"""

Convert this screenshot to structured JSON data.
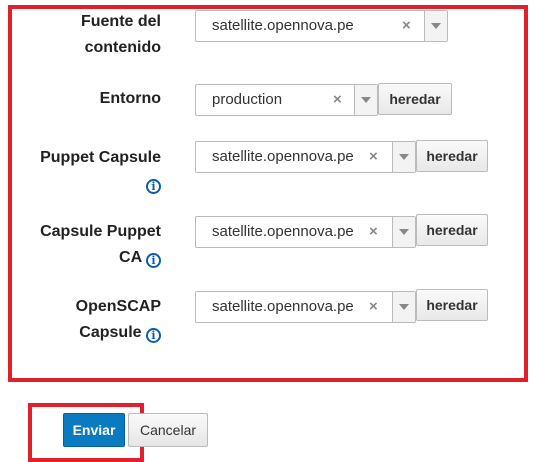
{
  "form": {
    "fields": [
      {
        "label1": "Fuente del",
        "label2": "contenido",
        "value": "satellite.opennova.pe",
        "inherit": ""
      },
      {
        "label1": "Entorno",
        "label2": "",
        "value": "production",
        "inherit": "heredar"
      },
      {
        "label1": "Puppet Capsule",
        "label2": "",
        "value": "satellite.opennova.pe",
        "inherit": "heredar"
      },
      {
        "label1": "Capsule Puppet",
        "label2": "CA",
        "value": "satellite.opennova.pe",
        "inherit": "heredar"
      },
      {
        "label1": "OpenSCAP",
        "label2": "Capsule",
        "value": "satellite.opennova.pe",
        "inherit": "heredar"
      }
    ],
    "info_glyph": "i",
    "clear_glyph": "×"
  },
  "actions": {
    "submit_label": "Enviar",
    "cancel_label": "Cancelar"
  },
  "colors": {
    "highlight": "#e0202a",
    "primary": "#0a7bc1",
    "info": "#0b5ea8"
  }
}
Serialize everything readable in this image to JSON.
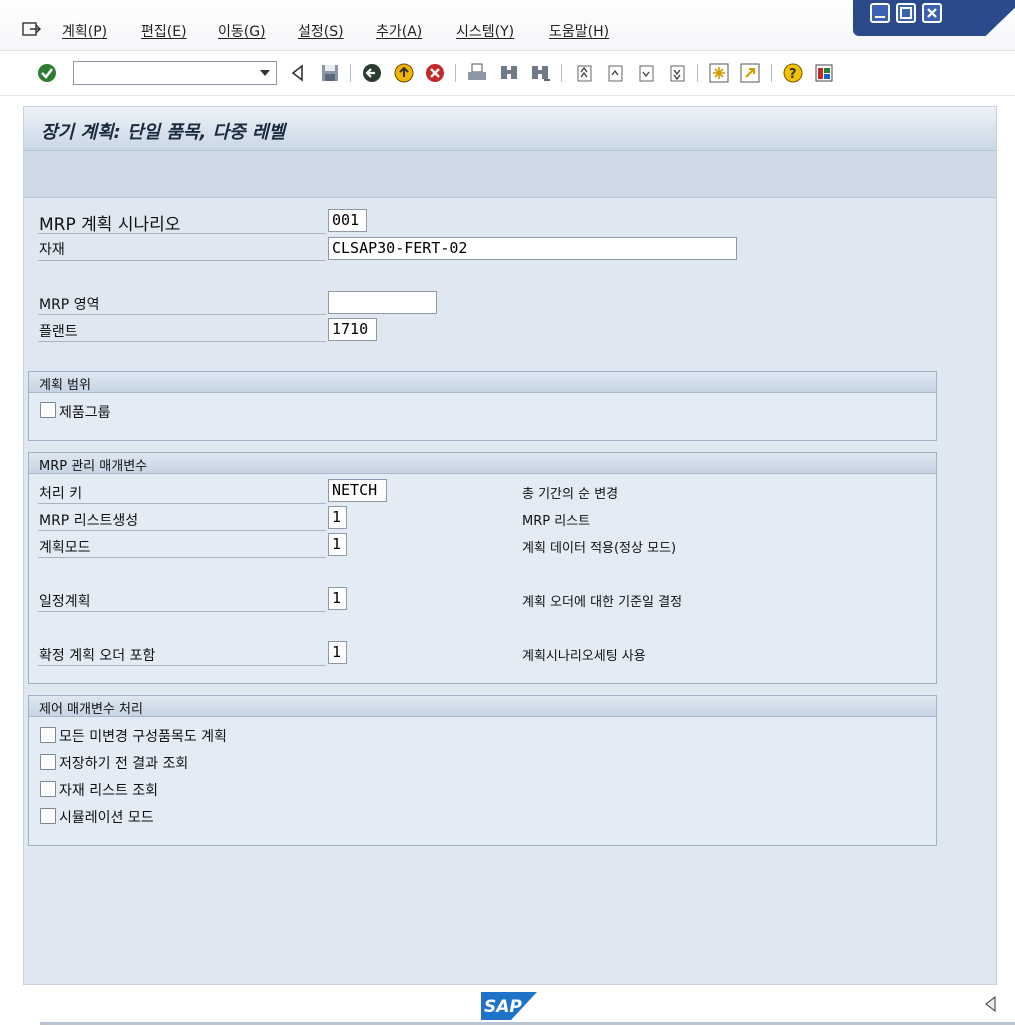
{
  "menu": {
    "items": [
      "계획(P)",
      "편집(E)",
      "이동(G)",
      "설정(S)",
      "추가(A)",
      "시스템(Y)",
      "도움말(H)"
    ]
  },
  "toolbar": {
    "command_field_value": "",
    "icons": [
      "enter-icon",
      "back-icon",
      "save-icon",
      "back-green-icon",
      "exit-icon",
      "cancel-icon",
      "print-icon",
      "find-icon",
      "find-next-icon",
      "first-page-icon",
      "previous-page-icon",
      "next-page-icon",
      "last-page-icon",
      "create-session-icon",
      "shortcut-icon",
      "help-icon",
      "customize-layout-icon"
    ]
  },
  "screen": {
    "title": "장기 계획: 단일 품목, 다중 레벨"
  },
  "header_fields": {
    "scenario_label": "MRP 계획 시나리오",
    "scenario_value": "001",
    "material_label": "자재",
    "material_value": "CLSAP30-FERT-02",
    "mrp_area_label": "MRP 영역",
    "mrp_area_value": "",
    "plant_label": "플랜트",
    "plant_value": "1710"
  },
  "scope_group": {
    "title": "계획 범위",
    "product_group_label": "제품그룹",
    "product_group_checked": false
  },
  "control_group": {
    "title": "MRP 관리 매개변수",
    "rows": [
      {
        "label": "처리 키",
        "value": "NETCH",
        "desc": "총 기간의 순 변경"
      },
      {
        "label": "MRP 리스트생성",
        "value": "1",
        "desc": "MRP 리스트"
      },
      {
        "label": "계획모드",
        "value": "1",
        "desc": "계획 데이터 적용(정상 모드)"
      },
      {
        "label": "일정계획",
        "value": "1",
        "desc": "계획 오더에 대한 기준일 결정"
      },
      {
        "label": "확정 계획 오더 포함",
        "value": "1",
        "desc": "계획시나리오세팅 사용"
      }
    ]
  },
  "processing_group": {
    "title": "제어 매개변수 처리",
    "options": [
      {
        "label": "모든 미변경 구성품목도 계획",
        "checked": false
      },
      {
        "label": "저장하기 전 결과 조회",
        "checked": false
      },
      {
        "label": "자재 리스트 조회",
        "checked": false
      },
      {
        "label": "시뮬레이션 모드",
        "checked": false
      }
    ]
  },
  "footer": {
    "logo_text": "SAP"
  },
  "colors": {
    "pane_bg": "#dfe8f1",
    "title_bar": "#c9d7e5",
    "window_controls": "#2a4a8c",
    "sap_logo": "#1e73c9"
  }
}
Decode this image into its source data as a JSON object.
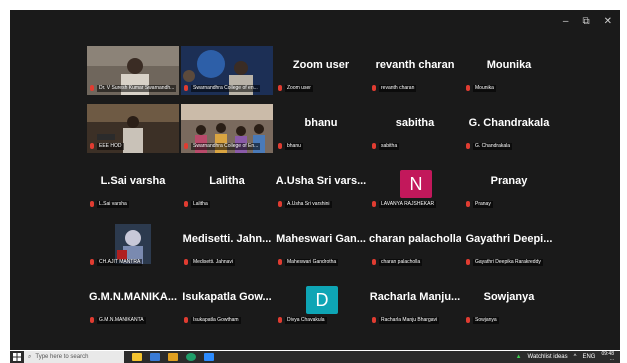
{
  "window_controls": {
    "minimize": "–",
    "restore": "⧉",
    "close": "✕"
  },
  "colors": {
    "active_speaker": "#2dbd4e",
    "muted_mic": "#e03c31",
    "avatar_n": "#c2185b",
    "avatar_d": "#0ea5b5"
  },
  "participants": [
    {
      "display": "",
      "label": "Dr. V Suresh Kumar Swarnandh..."
    },
    {
      "display": "",
      "label": "Swarnandhra College of en..."
    },
    {
      "display": "Zoom user",
      "label": "Zoom user"
    },
    {
      "display": "revanth charan",
      "label": "revanth charan"
    },
    {
      "display": "Mounika",
      "label": "Mounika"
    },
    {
      "display": "",
      "label": "EEE HOD"
    },
    {
      "display": "",
      "label": "Swarnandhra College of En..."
    },
    {
      "display": "bhanu",
      "label": "bhanu"
    },
    {
      "display": "sabitha",
      "label": "sabitha"
    },
    {
      "display": "G. Chandrakala",
      "label": "G. Chandrakala"
    },
    {
      "display": "L.Sai varsha",
      "label": "L.Sai varsha"
    },
    {
      "display": "Lalitha",
      "label": "Lalitha"
    },
    {
      "display": "A.Usha Sri vars...",
      "label": "A.Usha Sri varshini"
    },
    {
      "display": "",
      "avatar": "N",
      "label": "LAVANYA RAJSHEKAR"
    },
    {
      "display": "Pranay",
      "label": "Pranay"
    },
    {
      "display": "",
      "label": "CH.AJIT MANTRA"
    },
    {
      "display": "Medisetti. Jahn...",
      "label": "Medisetti. Jahnavi"
    },
    {
      "display": "Maheswari Gan...",
      "label": "Maheswari Gandrotha"
    },
    {
      "display": "charan palacholla",
      "label": "charan palacholla"
    },
    {
      "display": "Gayathri Deepi...",
      "label": "Gayathri Deepika Rarakreddy"
    },
    {
      "display": "G.M.N.MANIKA...",
      "label": "G.M.N.MANIKANTA"
    },
    {
      "display": "Isukapatla Gow...",
      "label": "Isukapatla Gowtham"
    },
    {
      "display": "",
      "avatar": "D",
      "label": "Divya Chavakula"
    },
    {
      "display": "Racharla Manju...",
      "label": "Racharla Manju Bhargavi"
    },
    {
      "display": "Sowjanya",
      "label": "Sowjanya"
    }
  ],
  "taskbar": {
    "search_placeholder": "Type here to search",
    "watchlist": "Watchlist ideas",
    "lang": "ENG",
    "time": "09:48",
    "date": "..."
  }
}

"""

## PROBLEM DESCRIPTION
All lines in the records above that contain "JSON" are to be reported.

## SOLVED EXERCISE
Convert this screenshot to structured JSON data.
Serialize everything readable in this image to JSON.
Decode this image into its source data as a JSON object.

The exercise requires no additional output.